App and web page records
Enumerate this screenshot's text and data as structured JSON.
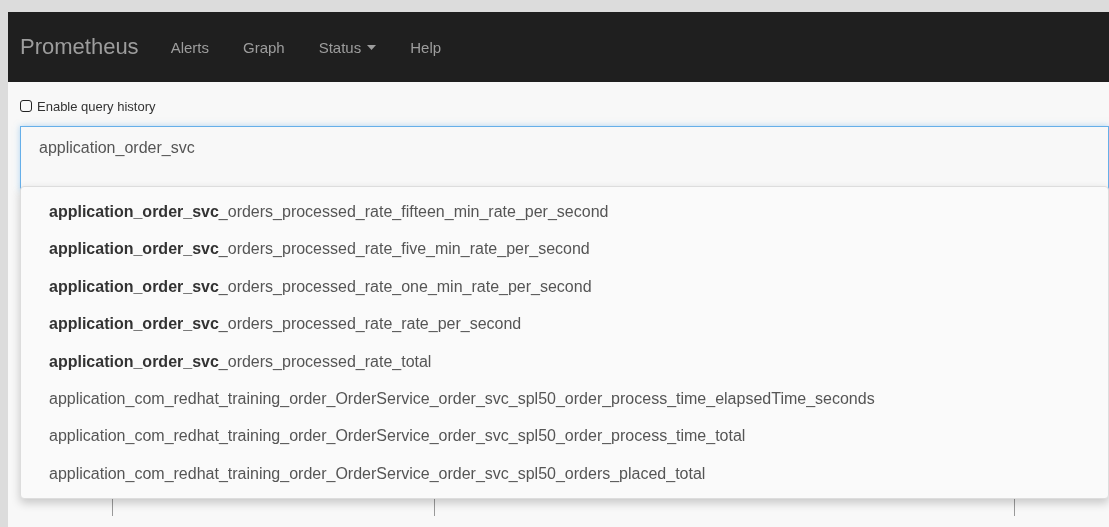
{
  "navbar": {
    "brand": "Prometheus",
    "items": [
      {
        "label": "Alerts",
        "dropdown": false
      },
      {
        "label": "Graph",
        "dropdown": false
      },
      {
        "label": "Status",
        "dropdown": true
      },
      {
        "label": "Help",
        "dropdown": false
      }
    ]
  },
  "query_history": {
    "label": "Enable query history",
    "checked": false
  },
  "expression": {
    "value": "application_order_svc"
  },
  "suggestions": [
    {
      "text": "**application_order_svc**_orders_processed_rate_fifteen_min_rate_per_second"
    },
    {
      "text": "**application_order_svc**_orders_processed_rate_five_min_rate_per_second"
    },
    {
      "text": "**application_order_svc**_orders_processed_rate_one_min_rate_per_second"
    },
    {
      "text": "**application_order_svc**_orders_processed_rate_rate_per_second"
    },
    {
      "text": "**application_order_svc**_orders_processed_rate_total"
    },
    {
      "text": "application_com_redhat_training_order_OrderService_order_svc_spl50_order_process_time_elapsedTime_seconds"
    },
    {
      "text": "application_com_redhat_training_order_OrderService_order_svc_spl50_order_process_time_total"
    },
    {
      "text": "application_com_redhat_training_order_OrderService_order_svc_spl50_orders_placed_total"
    }
  ]
}
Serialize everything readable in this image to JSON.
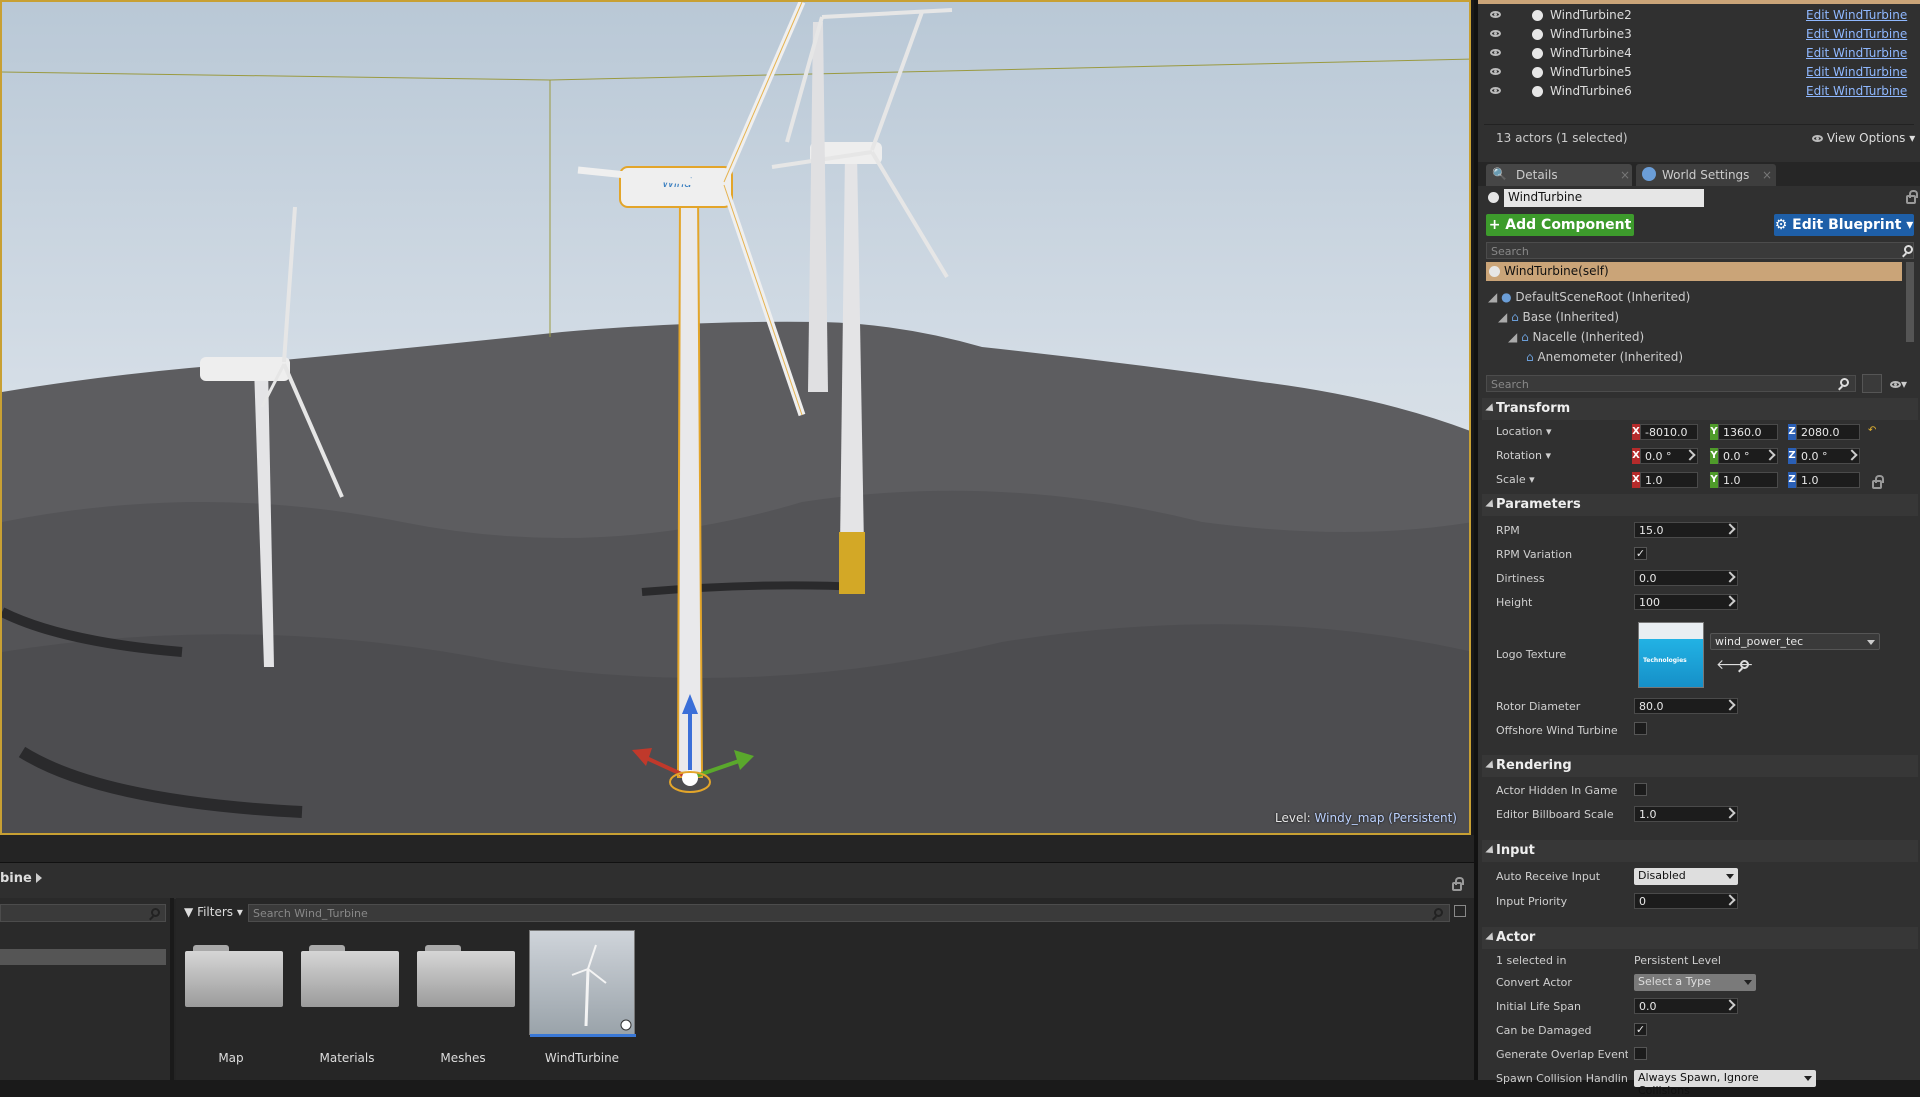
{
  "viewport": {
    "level_prefix": "Level:",
    "level_name": "Windy_map (Persistent)"
  },
  "content_browser": {
    "breadcrumb": "bine",
    "filters_label": "Filters",
    "search_placeholder": "Search Wind_Turbine",
    "assets": [
      {
        "label": "Map",
        "type": "folder"
      },
      {
        "label": "Materials",
        "type": "folder"
      },
      {
        "label": "Meshes",
        "type": "folder"
      },
      {
        "label": "WindTurbine",
        "type": "blueprint"
      }
    ]
  },
  "outliner": {
    "rows": [
      {
        "name": "WindTurbine2",
        "action": "Edit WindTurbine"
      },
      {
        "name": "WindTurbine3",
        "action": "Edit WindTurbine"
      },
      {
        "name": "WindTurbine4",
        "action": "Edit WindTurbine"
      },
      {
        "name": "WindTurbine5",
        "action": "Edit WindTurbine"
      },
      {
        "name": "WindTurbine6",
        "action": "Edit WindTurbine"
      }
    ],
    "actor_count": "13 actors (1 selected)",
    "view_options": "View Options"
  },
  "details": {
    "tabs": [
      "Details",
      "World Settings"
    ],
    "actor_name": "WindTurbine",
    "add_component": "+ Add Component",
    "edit_blueprint": "Edit Blueprint",
    "search_placeholder": "Search",
    "components": [
      "WindTurbine(self)",
      "DefaultSceneRoot (Inherited)",
      "Base (Inherited)",
      "Nacelle (Inherited)",
      "Anemometer (Inherited)"
    ],
    "search2_placeholder": "Search",
    "transform": {
      "title": "Transform",
      "location_label": "Location",
      "location": [
        "-8010.0",
        "1360.0",
        "2080.0"
      ],
      "rotation_label": "Rotation",
      "rotation": [
        "0.0 °",
        "0.0 °",
        "0.0 °"
      ],
      "scale_label": "Scale",
      "scale": [
        "1.0",
        "1.0",
        "1.0"
      ]
    },
    "parameters": {
      "title": "Parameters",
      "rpm_label": "RPM",
      "rpm": "15.0",
      "rpm_variation_label": "RPM Variation",
      "rpm_variation": true,
      "dirtiness_label": "Dirtiness",
      "dirtiness": "0.0",
      "height_label": "Height",
      "height": "100",
      "logo_texture_label": "Logo Texture",
      "logo_texture": "wind_power_tec",
      "logo_thumb_text": "Technologies",
      "rotor_diameter_label": "Rotor Diameter",
      "rotor_diameter": "80.0",
      "offshore_label": "Offshore Wind Turbine",
      "offshore": false
    },
    "rendering": {
      "title": "Rendering",
      "hidden_label": "Actor Hidden In Game",
      "hidden": false,
      "billboard_label": "Editor Billboard Scale",
      "billboard": "1.0"
    },
    "input": {
      "title": "Input",
      "auto_receive_label": "Auto Receive Input",
      "auto_receive": "Disabled",
      "priority_label": "Input Priority",
      "priority": "0"
    },
    "actor": {
      "title": "Actor",
      "selected_in_label": "1 selected in",
      "selected_in": "Persistent Level",
      "convert_label": "Convert Actor",
      "convert": "Select a Type",
      "life_span_label": "Initial Life Span",
      "life_span": "0.0",
      "damaged_label": "Can be Damaged",
      "damaged": true,
      "overlap_label": "Generate Overlap Events D",
      "overlap": false,
      "spawn_label": "Spawn Collision Handling M",
      "spawn": "Always Spawn, Ignore Collisions"
    }
  }
}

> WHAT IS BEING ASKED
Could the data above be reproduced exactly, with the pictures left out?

> WRITTEN ANSWER
Enumerate this screenshot's text and data as structured JSON.
{
  "navbar": {
    "brand": "Prometheus",
    "items": [
      {
        "label": "Alerts",
        "dropdown": false
      },
      {
        "label": "Graph",
        "dropdown": false
      },
      {
        "label": "Status",
        "dropdown": true
      },
      {
        "label": "Help",
        "dropdown": false
      }
    ]
  },
  "query_history": {
    "label": "Enable query history",
    "checked": false
  },
  "expression": {
    "value": "application_order_svc"
  },
  "suggestions": [
    {
      "text": "**application_order_svc**_orders_processed_rate_fifteen_min_rate_per_second"
    },
    {
      "text": "**application_order_svc**_orders_processed_rate_five_min_rate_per_second"
    },
    {
      "text": "**application_order_svc**_orders_processed_rate_one_min_rate_per_second"
    },
    {
      "text": "**application_order_svc**_orders_processed_rate_rate_per_second"
    },
    {
      "text": "**application_order_svc**_orders_processed_rate_total"
    },
    {
      "text": "application_com_redhat_training_order_OrderService_order_svc_spl50_order_process_time_elapsedTime_seconds"
    },
    {
      "text": "application_com_redhat_training_order_OrderService_order_svc_spl50_order_process_time_total"
    },
    {
      "text": "application_com_redhat_training_order_OrderService_order_svc_spl50_orders_placed_total"
    }
  ]
}
Serialize everything readable in this image to JSON.
{
  "viewport": {
    "level_prefix": "Level:",
    "level_name": "Windy_map (Persistent)"
  },
  "content_browser": {
    "breadcrumb": "bine",
    "filters_label": "Filters",
    "search_placeholder": "Search Wind_Turbine",
    "assets": [
      {
        "label": "Map",
        "type": "folder"
      },
      {
        "label": "Materials",
        "type": "folder"
      },
      {
        "label": "Meshes",
        "type": "folder"
      },
      {
        "label": "WindTurbine",
        "type": "blueprint"
      }
    ]
  },
  "outliner": {
    "rows": [
      {
        "name": "WindTurbine2",
        "action": "Edit WindTurbine"
      },
      {
        "name": "WindTurbine3",
        "action": "Edit WindTurbine"
      },
      {
        "name": "WindTurbine4",
        "action": "Edit WindTurbine"
      },
      {
        "name": "WindTurbine5",
        "action": "Edit WindTurbine"
      },
      {
        "name": "WindTurbine6",
        "action": "Edit WindTurbine"
      }
    ],
    "actor_count": "13 actors (1 selected)",
    "view_options": "View Options"
  },
  "details": {
    "tabs": [
      "Details",
      "World Settings"
    ],
    "actor_name": "WindTurbine",
    "add_component": "+ Add Component",
    "edit_blueprint": "Edit Blueprint",
    "search_placeholder": "Search",
    "components": [
      "WindTurbine(self)",
      "DefaultSceneRoot (Inherited)",
      "Base (Inherited)",
      "Nacelle (Inherited)",
      "Anemometer (Inherited)"
    ],
    "search2_placeholder": "Search",
    "transform": {
      "title": "Transform",
      "location_label": "Location",
      "location": [
        "-8010.0",
        "1360.0",
        "2080.0"
      ],
      "rotation_label": "Rotation",
      "rotation": [
        "0.0 °",
        "0.0 °",
        "0.0 °"
      ],
      "scale_label": "Scale",
      "scale": [
        "1.0",
        "1.0",
        "1.0"
      ]
    },
    "parameters": {
      "title": "Parameters",
      "rpm_label": "RPM",
      "rpm": "15.0",
      "rpm_variation_label": "RPM Variation",
      "rpm_variation": true,
      "dirtiness_label": "Dirtiness",
      "dirtiness": "0.0",
      "height_label": "Height",
      "height": "100",
      "logo_texture_label": "Logo Texture",
      "logo_texture": "wind_power_tec",
      "logo_thumb_text": "Technologies",
      "rotor_diameter_label": "Rotor Diameter",
      "rotor_diameter": "80.0",
      "offshore_label": "Offshore Wind Turbine",
      "offshore": false
    },
    "rendering": {
      "title": "Rendering",
      "hidden_label": "Actor Hidden In Game",
      "hidden": false,
      "billboard_label": "Editor Billboard Scale",
      "billboard": "1.0"
    },
    "input": {
      "title": "Input",
      "auto_receive_label": "Auto Receive Input",
      "auto_receive": "Disabled",
      "priority_label": "Input Priority",
      "priority": "0"
    },
    "actor": {
      "title": "Actor",
      "selected_in_label": "1 selected in",
      "selected_in": "Persistent Level",
      "convert_label": "Convert Actor",
      "convert": "Select a Type",
      "life_span_label": "Initial Life Span",
      "life_span": "0.0",
      "damaged_label": "Can be Damaged",
      "damaged": true,
      "overlap_label": "Generate Overlap Events D",
      "overlap": false,
      "spawn_label": "Spawn Collision Handling M",
      "spawn": "Always Spawn, Ignore Collisions"
    }
  }
}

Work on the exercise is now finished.